It's estimated there are about 37 First Nations in Ontario currently under boil water advisories, and close to 100 across the country, Angus Toulouse said.
Although the situation is somewhat stabilized in Kashechewan and news about the living conditions on First Nations has fallen off the front page, Toulouse hopes the problems won't be forgotten by the Canadian people.
"Just because this was front page and headline news some time ago, Canadians in general shouldn't forget about or relinquish their outrage with regard to the plight of the First Nation communities across Ontario and across this country."
He also hopes the commitment the provincial and federal governments showed in their handling of the crisis in Kashechewan will extend to other First Nations as well, because the problems that exist can't be fixed by addressing them in just one community.
"We're not going away, so I don't' think the situation is going away" Toulouse said. "I think the federal and provincial governments are really, again, way out to lunch if they think doing this one community is going to resolve First Nation issues and concerns."
The need for infrastructure improvements in First Nation communities across Ontario is quite significant, Toulouse said, but a lasting solution to problems like those experienced in Kashechewan needs more than just an influx of government money to repair schools, houses and water treatment plants. What are also needed, he said, are some fundamental changes in the relationship between First Nations and federal and provincial governments. Recognition of First Nations governments and allowing First Nations to share in the revenues earned from resources taken from their traditional territories would go a long way toward closing the gap between First Nations and the rest of the country, he said.

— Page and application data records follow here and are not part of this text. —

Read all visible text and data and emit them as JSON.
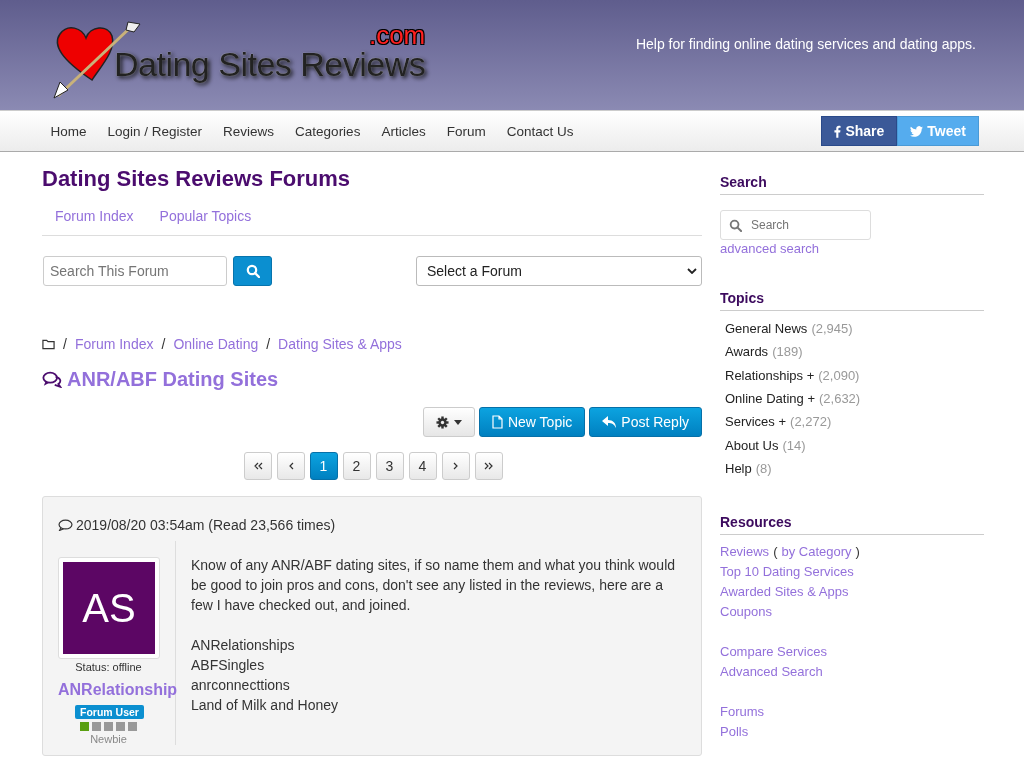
{
  "header": {
    "logo_text": "Dating Sites Reviews",
    "logo_suffix": ".com",
    "tagline": "Help for finding online dating services and dating apps."
  },
  "nav": {
    "items": [
      "Home",
      "Login / Register",
      "Reviews",
      "Categories",
      "Articles",
      "Forum",
      "Contact Us"
    ],
    "share": [
      {
        "kind": "facebook",
        "label": "Share"
      },
      {
        "kind": "twitter",
        "label": "Tweet"
      }
    ]
  },
  "page_title": "Dating Sites Reviews Forums",
  "tabs": [
    {
      "label": "Forum Index"
    },
    {
      "label": "Popular Topics"
    }
  ],
  "forum_search": {
    "placeholder": "Search This Forum"
  },
  "forum_select": {
    "value": "Select a Forum"
  },
  "breadcrumb": [
    {
      "sep": "/",
      "label": "Forum Index"
    },
    {
      "sep": "/",
      "label": "Online Dating"
    },
    {
      "sep": "/",
      "label": "Dating Sites & Apps"
    }
  ],
  "topic_title": "ANR/ABF Dating Sites",
  "actions": [
    {
      "kind": "tools"
    },
    {
      "kind": "new",
      "label": "New Topic"
    },
    {
      "kind": "reply",
      "label": "Post Reply"
    }
  ],
  "pagination": [
    {
      "kind": "first",
      "selected": false
    },
    {
      "kind": "prev",
      "selected": false
    },
    {
      "kind": "page",
      "label": "1",
      "selected": true
    },
    {
      "kind": "page",
      "label": "2",
      "selected": false
    },
    {
      "kind": "page",
      "label": "3",
      "selected": false
    },
    {
      "kind": "page",
      "label": "4",
      "selected": false
    },
    {
      "kind": "next",
      "selected": false
    },
    {
      "kind": "last",
      "selected": false
    }
  ],
  "post": {
    "meta": "2019/08/20 03:54am (Read 23,566 times)",
    "avatar_initials": "AS",
    "status": "Status: offline",
    "author": "ANRelationship",
    "role": "Forum User",
    "rank_pips": [
      {
        "on": true
      },
      {
        "on": false
      },
      {
        "on": false
      },
      {
        "on": false
      },
      {
        "on": false
      }
    ],
    "rank": "Newbie",
    "paragraphs": [
      [
        "Know of any ANR/ABF dating sites, if so name them and what you think would be good to join pros and cons, don't see any listed in the reviews, here are a few I have checked out, and joined."
      ],
      [
        "ANRelationships",
        "ABFSingles",
        "anrconnecttions",
        "Land of Milk and Honey"
      ]
    ]
  },
  "sidebar": {
    "search": {
      "heading": "Search",
      "placeholder": "Search",
      "link": "advanced search"
    },
    "topics": {
      "heading": "Topics",
      "items": [
        {
          "name": "General News",
          "count": "(2,945)"
        },
        {
          "name": "Awards",
          "count": "(189)"
        },
        {
          "name": "Relationships +",
          "count": "(2,090)"
        },
        {
          "name": "Online Dating +",
          "count": "(2,632)"
        },
        {
          "name": "Services +",
          "count": "(2,272)"
        },
        {
          "name": "About Us",
          "count": "(14)"
        },
        {
          "name": "Help",
          "count": "(8)"
        }
      ]
    },
    "resources": {
      "heading": "Resources",
      "groups": [
        [
          {
            "label": "Reviews",
            "open": "(",
            "extra": "by Category",
            "close": ")"
          },
          {
            "label": "Top 10 Dating Services"
          },
          {
            "label": "Awarded Sites & Apps"
          },
          {
            "label": "Coupons"
          }
        ],
        [
          {
            "label": "Compare Services"
          },
          {
            "label": "Advanced Search"
          }
        ],
        [
          {
            "label": "Forums"
          },
          {
            "label": "Polls"
          }
        ]
      ]
    }
  }
}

These types of changes in relationship are included in the First Nations-Federal Crown Political Accord on the Recognition and Implementation of First Nations Governments, finalized in May during a meeting between Prime Minister Paul Martin, key cabinet ministers, AFN National Chief Phil Fontaine and a number of AFN officials. An implementation plan designed to help meet the objectives of the accord was developed at the First Ministers and National Aboriginal Leaders Meeting held in Kelowna, B.C. in November.
"Talks about the responsible and long-term action by federal and provincial government leaders really has to start with talking and sitting down with First Nation leaders. We're part of the solution and yet there seems to be this whole government bureaucracy that believes that only they can provide the solutions without talking to First Nation leadership," he said. "We're sick and tired. We've been there, done that, for many, many years. And I think First Nation leadership throughout the province and this country, I think, are saying, let's talk about this new relationship, since they keep talking about it, but not the status quo. Not what we've seen for the past 100 and some years ... nothing's really changed. But to sit down and talk about the jurisdictions and talk about the rights we have, I think, are part of the solution to a lot of the crises that we've seen in Kashechewan and in many other communities."
BY CHERYL PETTEN